This chapter uncovers the destabilizing and transformative dimensions of a legal process commonly described as assimilation. Lawyers working on behalf of a marginalized group often argue that the group merits inclusion in dominant institutions, and they do so by casting the group as like the majority. Scholars have criticized claims of this kind for affirming the status quo and muting significant differences of the excluded group. Yet, this chapter shows how these claims may also disrupt the status quo, transform dominant institutions, and convert distinctive features of the excluded group into more widely shared legal norms. This dynamic is observed in the context of lesbian, gay, bisexual, and transgender (LGBT) rights, and specifically through attention to three phases of LGBT advocacy: (1) claims to parental recognition of unmarried same-sex parents, (2) claims to marriage, and (3) claims regarding the consequences of marriage for same-sex parents. The analysis shows how claims that appeared assimilationist – demanding inclusion in marriage and parenthood by arguing that same-sex couples are similarly situated to their different-sex counterparts – subtly challenged and reshaped legal norms governing parenthood, including marital parenthood. While this chapter focuses on LGBT claims, it uncovers a dynamic that may exist in other settings.
In the recent literature in human behavioral ecology, two types of explanations have emerged as important for understanding fertility and parental investment in modern…
In the recent literature in human behavioral ecology, two types of explanations have emerged as important for understanding fertility and parental investment in modern market economies: embodied capital and heritable wealth. Using this perspective, I compare the education, income, and marriage outcomes of daughters and sons among three urban south Indian social class groups that differ in terms of their education, resources, and the types of jobs they typically perform. The three class groups are found to have predictably different parental investment strategies based on their position in competitive labor markets and the investment currencies they rely on most heavily. Furthermore, I find that the currencies of both embodied capital and heritable wealth have important but separate impacts on parental investment behavior. Finally, I find that these different investment currencies may entail different investment structures, which in turn may differ by social class: in some classes, education attracts education in the marriage market and marriage expenditures help ensure a wealthy spouse, but in other classes, these currencies are substitutable.
A common perception about immigrant assimilation is that association with natives necessarily speeds the process by which immigrants become indistinguishable from natives…
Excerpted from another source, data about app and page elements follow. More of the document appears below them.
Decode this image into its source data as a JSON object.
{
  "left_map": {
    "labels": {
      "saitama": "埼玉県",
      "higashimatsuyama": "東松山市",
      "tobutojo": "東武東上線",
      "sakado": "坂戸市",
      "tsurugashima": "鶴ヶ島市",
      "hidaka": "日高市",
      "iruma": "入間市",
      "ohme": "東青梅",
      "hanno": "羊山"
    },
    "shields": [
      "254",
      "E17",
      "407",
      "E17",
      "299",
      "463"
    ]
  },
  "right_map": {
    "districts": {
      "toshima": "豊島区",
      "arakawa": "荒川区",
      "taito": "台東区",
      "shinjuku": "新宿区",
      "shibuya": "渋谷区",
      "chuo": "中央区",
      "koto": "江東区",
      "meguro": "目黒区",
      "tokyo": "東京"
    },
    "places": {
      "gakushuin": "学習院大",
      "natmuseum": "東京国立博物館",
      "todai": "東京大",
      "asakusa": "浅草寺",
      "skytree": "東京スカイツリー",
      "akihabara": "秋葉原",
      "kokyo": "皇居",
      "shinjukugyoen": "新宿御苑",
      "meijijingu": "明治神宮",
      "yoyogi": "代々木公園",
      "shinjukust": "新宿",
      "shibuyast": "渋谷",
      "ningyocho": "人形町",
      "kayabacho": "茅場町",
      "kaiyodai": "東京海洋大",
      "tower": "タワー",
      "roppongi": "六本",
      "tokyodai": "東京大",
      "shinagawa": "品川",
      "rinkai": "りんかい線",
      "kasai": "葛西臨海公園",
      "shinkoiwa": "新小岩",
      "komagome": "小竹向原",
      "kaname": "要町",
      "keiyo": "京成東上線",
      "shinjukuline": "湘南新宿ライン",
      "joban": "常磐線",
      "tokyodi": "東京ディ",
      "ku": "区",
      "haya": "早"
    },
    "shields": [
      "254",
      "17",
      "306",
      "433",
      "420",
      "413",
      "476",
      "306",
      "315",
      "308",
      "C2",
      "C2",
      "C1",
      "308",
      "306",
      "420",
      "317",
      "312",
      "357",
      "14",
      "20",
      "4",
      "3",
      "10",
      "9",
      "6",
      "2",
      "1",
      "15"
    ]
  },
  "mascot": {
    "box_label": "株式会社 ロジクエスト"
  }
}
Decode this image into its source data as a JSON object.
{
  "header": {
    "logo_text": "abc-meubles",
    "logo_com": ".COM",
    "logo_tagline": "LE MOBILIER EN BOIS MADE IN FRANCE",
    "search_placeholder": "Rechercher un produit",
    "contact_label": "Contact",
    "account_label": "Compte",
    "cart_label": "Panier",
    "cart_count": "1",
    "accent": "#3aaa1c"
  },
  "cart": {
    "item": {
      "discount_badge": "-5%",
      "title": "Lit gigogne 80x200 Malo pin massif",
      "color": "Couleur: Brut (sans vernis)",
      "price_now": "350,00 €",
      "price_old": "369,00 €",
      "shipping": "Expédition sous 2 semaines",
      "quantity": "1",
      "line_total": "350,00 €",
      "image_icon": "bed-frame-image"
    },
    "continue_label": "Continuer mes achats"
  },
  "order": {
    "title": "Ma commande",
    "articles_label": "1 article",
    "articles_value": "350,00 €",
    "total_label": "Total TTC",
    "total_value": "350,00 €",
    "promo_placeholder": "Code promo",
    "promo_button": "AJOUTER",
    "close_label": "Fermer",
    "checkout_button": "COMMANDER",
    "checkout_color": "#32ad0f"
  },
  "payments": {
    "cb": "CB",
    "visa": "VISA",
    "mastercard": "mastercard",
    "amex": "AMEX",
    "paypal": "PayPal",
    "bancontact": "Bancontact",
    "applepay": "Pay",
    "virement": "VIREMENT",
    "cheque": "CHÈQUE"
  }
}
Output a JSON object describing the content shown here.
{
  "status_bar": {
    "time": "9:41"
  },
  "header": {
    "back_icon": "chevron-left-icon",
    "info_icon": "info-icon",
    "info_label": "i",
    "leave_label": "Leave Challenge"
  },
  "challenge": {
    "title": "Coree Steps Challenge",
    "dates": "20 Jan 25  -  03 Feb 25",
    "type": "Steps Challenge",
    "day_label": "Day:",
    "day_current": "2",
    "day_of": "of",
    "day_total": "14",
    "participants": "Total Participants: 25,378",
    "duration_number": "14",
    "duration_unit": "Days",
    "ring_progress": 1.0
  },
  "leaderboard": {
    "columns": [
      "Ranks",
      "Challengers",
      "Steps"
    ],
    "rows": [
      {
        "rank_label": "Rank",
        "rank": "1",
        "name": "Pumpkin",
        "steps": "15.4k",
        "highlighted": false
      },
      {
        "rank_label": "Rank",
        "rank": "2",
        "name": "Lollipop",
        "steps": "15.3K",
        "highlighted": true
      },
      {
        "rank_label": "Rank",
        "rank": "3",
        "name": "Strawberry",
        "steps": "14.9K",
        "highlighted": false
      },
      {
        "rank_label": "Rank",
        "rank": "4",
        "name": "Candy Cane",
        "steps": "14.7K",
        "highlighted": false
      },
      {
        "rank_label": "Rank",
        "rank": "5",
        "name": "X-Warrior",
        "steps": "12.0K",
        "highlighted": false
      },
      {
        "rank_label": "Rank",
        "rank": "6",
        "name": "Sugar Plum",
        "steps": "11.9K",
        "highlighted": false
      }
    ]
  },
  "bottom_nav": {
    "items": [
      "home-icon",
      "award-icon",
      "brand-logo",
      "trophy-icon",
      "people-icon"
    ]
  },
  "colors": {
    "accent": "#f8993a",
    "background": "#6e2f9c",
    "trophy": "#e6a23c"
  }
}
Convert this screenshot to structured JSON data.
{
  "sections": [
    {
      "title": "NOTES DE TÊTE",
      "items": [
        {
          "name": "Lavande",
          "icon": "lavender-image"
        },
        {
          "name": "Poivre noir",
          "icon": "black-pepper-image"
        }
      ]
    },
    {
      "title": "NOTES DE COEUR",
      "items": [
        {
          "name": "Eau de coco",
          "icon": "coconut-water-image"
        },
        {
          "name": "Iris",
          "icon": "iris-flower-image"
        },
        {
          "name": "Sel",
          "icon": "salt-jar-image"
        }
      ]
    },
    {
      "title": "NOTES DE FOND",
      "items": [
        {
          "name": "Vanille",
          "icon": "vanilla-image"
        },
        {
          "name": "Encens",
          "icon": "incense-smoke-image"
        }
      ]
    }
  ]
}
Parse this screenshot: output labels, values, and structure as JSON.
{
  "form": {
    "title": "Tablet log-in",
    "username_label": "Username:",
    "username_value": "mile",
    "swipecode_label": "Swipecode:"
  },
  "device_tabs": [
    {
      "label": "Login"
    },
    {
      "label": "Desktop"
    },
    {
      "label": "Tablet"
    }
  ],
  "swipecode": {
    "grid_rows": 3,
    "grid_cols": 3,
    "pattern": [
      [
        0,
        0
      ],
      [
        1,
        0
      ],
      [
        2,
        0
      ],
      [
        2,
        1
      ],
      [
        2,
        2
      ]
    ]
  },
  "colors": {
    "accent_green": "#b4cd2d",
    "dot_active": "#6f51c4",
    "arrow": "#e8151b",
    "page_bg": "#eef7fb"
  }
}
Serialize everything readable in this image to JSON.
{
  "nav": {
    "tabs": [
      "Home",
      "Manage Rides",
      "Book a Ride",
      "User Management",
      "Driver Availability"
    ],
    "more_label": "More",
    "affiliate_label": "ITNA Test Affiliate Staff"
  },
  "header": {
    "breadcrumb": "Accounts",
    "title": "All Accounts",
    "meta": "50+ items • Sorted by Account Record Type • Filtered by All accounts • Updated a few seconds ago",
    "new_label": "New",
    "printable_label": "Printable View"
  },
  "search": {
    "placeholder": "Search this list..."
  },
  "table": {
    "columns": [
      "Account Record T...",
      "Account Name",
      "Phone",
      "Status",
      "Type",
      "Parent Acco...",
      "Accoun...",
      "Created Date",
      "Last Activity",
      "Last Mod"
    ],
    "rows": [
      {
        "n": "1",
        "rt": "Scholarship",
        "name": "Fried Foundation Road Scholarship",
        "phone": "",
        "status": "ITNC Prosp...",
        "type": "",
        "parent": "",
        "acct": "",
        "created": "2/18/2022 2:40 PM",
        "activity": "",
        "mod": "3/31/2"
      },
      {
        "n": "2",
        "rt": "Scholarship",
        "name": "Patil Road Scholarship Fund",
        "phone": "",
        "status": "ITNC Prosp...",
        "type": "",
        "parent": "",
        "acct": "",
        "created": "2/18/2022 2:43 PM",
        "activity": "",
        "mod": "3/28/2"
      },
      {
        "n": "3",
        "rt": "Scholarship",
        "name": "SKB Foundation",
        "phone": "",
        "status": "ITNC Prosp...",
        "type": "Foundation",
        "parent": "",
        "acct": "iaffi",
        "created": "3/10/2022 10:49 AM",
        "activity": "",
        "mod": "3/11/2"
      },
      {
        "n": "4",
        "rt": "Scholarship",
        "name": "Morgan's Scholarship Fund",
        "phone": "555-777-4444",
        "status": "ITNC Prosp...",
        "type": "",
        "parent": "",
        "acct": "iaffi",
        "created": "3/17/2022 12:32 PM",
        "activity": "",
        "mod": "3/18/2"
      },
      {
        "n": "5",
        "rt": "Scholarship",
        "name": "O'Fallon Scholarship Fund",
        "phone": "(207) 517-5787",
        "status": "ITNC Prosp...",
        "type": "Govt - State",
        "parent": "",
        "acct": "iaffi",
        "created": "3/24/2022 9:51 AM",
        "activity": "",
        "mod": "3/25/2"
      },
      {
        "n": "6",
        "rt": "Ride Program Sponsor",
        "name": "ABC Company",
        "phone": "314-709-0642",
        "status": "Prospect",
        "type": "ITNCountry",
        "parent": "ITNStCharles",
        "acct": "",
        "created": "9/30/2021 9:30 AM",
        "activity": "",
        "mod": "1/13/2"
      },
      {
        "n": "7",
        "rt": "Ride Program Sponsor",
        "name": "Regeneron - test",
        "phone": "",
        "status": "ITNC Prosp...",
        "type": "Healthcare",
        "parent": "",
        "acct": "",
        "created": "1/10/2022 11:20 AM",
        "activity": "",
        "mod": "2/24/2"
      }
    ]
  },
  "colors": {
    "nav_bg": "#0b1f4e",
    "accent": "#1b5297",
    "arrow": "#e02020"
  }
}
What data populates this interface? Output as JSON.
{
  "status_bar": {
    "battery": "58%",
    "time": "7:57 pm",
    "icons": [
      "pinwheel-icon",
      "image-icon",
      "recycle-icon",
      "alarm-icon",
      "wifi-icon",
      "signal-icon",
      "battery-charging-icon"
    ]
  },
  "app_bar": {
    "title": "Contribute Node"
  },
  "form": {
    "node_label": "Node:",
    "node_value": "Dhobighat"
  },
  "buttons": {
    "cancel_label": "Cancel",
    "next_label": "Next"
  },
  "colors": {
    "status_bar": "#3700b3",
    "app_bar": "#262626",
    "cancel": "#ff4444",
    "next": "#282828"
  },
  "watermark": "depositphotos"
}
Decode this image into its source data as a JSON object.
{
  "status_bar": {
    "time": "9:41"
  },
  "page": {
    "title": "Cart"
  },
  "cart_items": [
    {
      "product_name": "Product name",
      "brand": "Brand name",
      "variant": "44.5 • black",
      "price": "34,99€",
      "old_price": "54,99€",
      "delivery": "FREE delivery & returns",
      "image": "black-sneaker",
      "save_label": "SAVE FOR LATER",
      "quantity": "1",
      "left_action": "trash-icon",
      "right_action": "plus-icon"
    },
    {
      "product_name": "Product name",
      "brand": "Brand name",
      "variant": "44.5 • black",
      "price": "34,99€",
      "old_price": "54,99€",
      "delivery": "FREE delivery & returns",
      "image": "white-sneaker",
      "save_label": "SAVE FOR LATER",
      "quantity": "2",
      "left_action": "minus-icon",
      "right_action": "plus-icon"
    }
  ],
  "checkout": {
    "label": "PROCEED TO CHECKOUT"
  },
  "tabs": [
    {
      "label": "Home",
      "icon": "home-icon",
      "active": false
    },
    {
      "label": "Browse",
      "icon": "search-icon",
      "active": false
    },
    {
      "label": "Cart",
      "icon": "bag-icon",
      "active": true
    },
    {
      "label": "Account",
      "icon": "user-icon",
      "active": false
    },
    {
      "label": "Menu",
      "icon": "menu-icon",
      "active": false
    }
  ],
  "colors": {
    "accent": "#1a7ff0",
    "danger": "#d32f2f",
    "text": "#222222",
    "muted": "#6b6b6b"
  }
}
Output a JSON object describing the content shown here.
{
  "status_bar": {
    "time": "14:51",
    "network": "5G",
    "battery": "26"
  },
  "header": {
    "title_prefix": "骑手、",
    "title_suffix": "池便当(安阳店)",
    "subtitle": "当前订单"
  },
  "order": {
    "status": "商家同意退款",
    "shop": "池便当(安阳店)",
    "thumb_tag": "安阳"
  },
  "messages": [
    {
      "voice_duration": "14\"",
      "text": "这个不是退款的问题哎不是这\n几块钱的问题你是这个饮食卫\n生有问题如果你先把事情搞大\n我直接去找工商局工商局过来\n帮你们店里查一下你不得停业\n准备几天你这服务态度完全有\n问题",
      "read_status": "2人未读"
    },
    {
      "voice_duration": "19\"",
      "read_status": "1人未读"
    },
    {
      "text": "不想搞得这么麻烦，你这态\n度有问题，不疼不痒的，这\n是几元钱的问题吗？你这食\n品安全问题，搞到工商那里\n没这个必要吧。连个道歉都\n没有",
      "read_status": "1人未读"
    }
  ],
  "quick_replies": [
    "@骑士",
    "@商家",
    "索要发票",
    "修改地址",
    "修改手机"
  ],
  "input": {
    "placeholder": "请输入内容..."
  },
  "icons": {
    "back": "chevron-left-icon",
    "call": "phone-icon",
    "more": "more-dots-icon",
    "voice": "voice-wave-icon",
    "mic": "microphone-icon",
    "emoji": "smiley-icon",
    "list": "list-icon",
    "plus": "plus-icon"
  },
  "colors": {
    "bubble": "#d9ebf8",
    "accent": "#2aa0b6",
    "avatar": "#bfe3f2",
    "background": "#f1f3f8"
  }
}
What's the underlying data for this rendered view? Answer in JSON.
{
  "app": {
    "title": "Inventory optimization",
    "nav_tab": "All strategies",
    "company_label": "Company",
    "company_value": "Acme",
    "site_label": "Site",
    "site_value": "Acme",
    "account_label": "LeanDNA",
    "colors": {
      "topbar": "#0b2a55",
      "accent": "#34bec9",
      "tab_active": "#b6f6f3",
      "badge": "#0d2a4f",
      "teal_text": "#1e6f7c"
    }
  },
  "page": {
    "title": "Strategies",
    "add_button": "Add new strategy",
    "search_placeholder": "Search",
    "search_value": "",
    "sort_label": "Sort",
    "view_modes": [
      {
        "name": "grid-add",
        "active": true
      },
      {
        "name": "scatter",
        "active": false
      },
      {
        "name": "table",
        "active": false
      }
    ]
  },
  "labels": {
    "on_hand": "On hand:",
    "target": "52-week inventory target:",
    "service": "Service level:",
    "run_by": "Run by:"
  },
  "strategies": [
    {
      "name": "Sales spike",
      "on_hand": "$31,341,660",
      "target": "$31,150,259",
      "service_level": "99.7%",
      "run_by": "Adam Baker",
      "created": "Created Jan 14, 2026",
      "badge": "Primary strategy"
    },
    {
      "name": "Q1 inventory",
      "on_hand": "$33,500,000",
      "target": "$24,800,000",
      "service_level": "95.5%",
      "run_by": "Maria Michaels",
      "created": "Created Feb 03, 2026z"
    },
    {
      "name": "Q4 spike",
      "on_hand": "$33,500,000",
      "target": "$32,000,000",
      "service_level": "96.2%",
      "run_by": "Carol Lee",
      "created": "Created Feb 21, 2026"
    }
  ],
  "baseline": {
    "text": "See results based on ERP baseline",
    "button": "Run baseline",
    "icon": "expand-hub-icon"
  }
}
A common perception about immigrant assimilation is that association with natives necessarily speeds the process by which immigrants become indistinguishable from natives. Using 2000 Census data, this paper casts doubt on this presumption by examining the effect of an immigrant's marriage to a native, a measure of social integration, on dropout rates of children from these marriages. Although second-generation immigrants with one native parent generally have lower dropout rates than those with two foreign-born parents, the relationship reverses when steps are taken to control for observable and unobservable background characteristics. That is, immigrants that marry natives have children that are more likely to drop out of high school than immigrants that marry other immigrants. Moreover, gender differences in the effect of marriage to a native disappear in specifications which control for the endogeneity of the marriage decision.